Burnt the s#!t out of my mouth, on the piping hot soup, but worth every epithelial cell that was incinerated.
Maybe you mixed up West and East Valley Blvd. It's just west of Atlantic, tho'
re: Bob Wollman
Yeah, I thought Thi's directions were fine.
Can't say the dumplings were particularly heavenly, though. I've been permanently spoiled by the Mei Long Village version of xiaolong bao, to the point that typical pork dumplings just don't cut it. I'll make an exception for Royal Star's dim sum pork dumplings with hot oil.
Ming Wa is a pretty good value nevertheless because the prices were low and the portions large. Nice three ingredient fried rice, huge bowl of hot and sour for $3 (though too salty I thought).
Comparing xlb and country dumplings is like comparing consumme and chicken noodle soup.
Was not the dumpling skin perfectly sweet, suffused with the flavor of pork? Was it not satisfyingly chewy? Does it not have pleasures of its own? Great, deep pleasures - not sexy pleasures like a mouthful of broth, but the pleasures of the plain flavor of pork and greens?
Have you tried Meilong VIllage's XLB against Din Tai Fung's? It takes some while to adapt to DTF's bizarre texture control (like the first time I had al dente pasta) but it becomes an addiction. DTF's XLB are also cleaner, purer chicken stock. Meilong does a harder multi-flavored stock hit with a decent dash of MSG. I like Meilong more the first five times, and then changed my mind to DTF.
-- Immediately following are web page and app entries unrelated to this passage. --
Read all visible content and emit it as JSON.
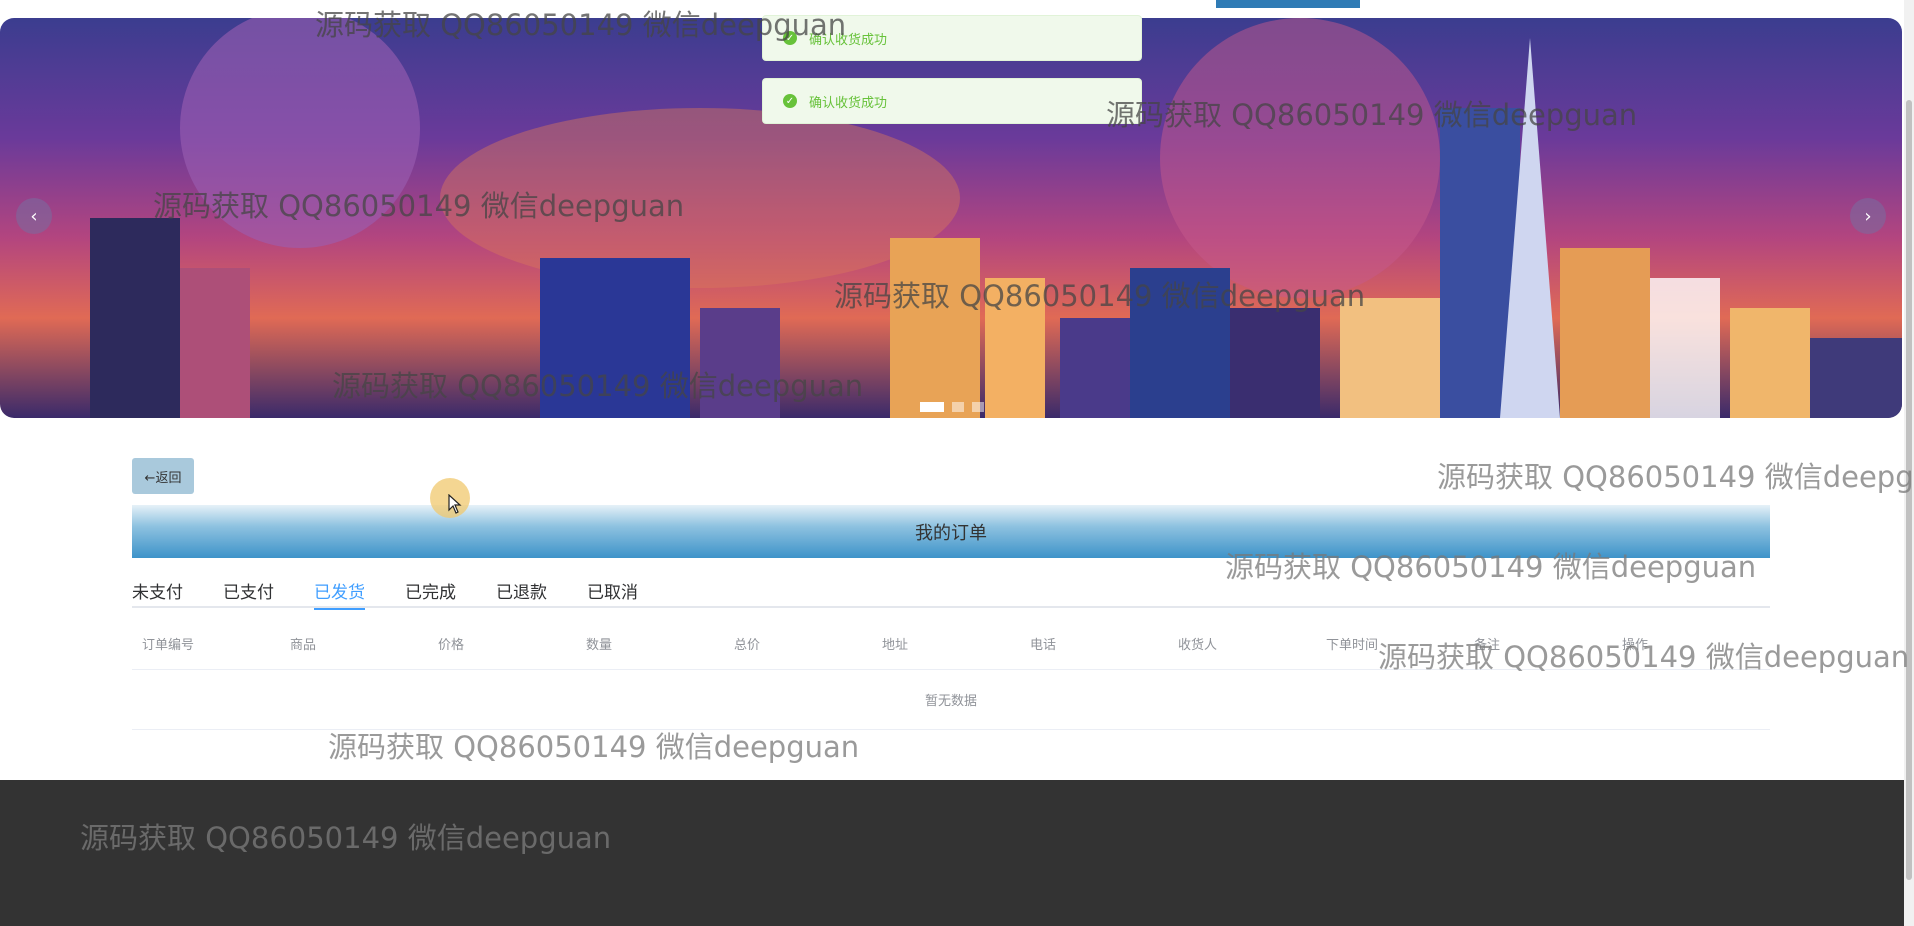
{
  "toasts": [
    "确认收货成功",
    "确认收货成功"
  ],
  "banner": {
    "prev_glyph": "‹",
    "next_glyph": "›",
    "slide_count": 3,
    "active_slide": 1
  },
  "back_button": {
    "label": "←返回"
  },
  "page_title": "我的订单",
  "tabs": [
    {
      "label": "未支付"
    },
    {
      "label": "已支付"
    },
    {
      "label": "已发货"
    },
    {
      "label": "已完成"
    },
    {
      "label": "已退款"
    },
    {
      "label": "已取消"
    }
  ],
  "active_tab": 2,
  "table": {
    "columns": [
      "订单编号",
      "商品",
      "价格",
      "数量",
      "总价",
      "地址",
      "电话",
      "收货人",
      "下单时间",
      "备注",
      "操作"
    ],
    "empty_text": "暂无数据"
  },
  "watermark": "源码获取 QQ86050149 微信deepguan",
  "colors": {
    "accent": "#409eff",
    "success": "#67c23a",
    "footer": "#333333",
    "title_bar": "#3d93c9"
  },
  "icons": [
    "check-circle-icon",
    "chevron-left-icon",
    "chevron-right-icon",
    "arrow-left-icon",
    "cursor-icon"
  ]
}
Dumpling 10053 or whatever certainly has the most effete, high-class country-style dumplings (is there a proper name for these? I just made that up) but somehow I find myself craving Ming Wa's more.
Kinda like how I crave good carne asada tacos more often than I crave mole, these days. After the two year mole addiction burned out.
I had a XLB-or-nothing patch too, but it passed.
re: Thi N.
I'd say I found the DTF skin "annoyingly chewy", unsubtle. And if it is true that I'm comparing gourmet with grunge, it is gourmet at only a fairly small markup. Yes, the matchup is unfair...Mei Long has CRAB with the pork, for chrissakes, kind of like Shaq and Kobe going two on one with Lebron James...but given the option, and the close prices why should I switch? Plus I think MLV's dumplings are epidermically correct in every aspect. Will or can I outgrow them? Who can say...why would I want to?
As I noted, I do recommend Ming Wa for some hearty eating at very nice prices because of the serving size and general good quality.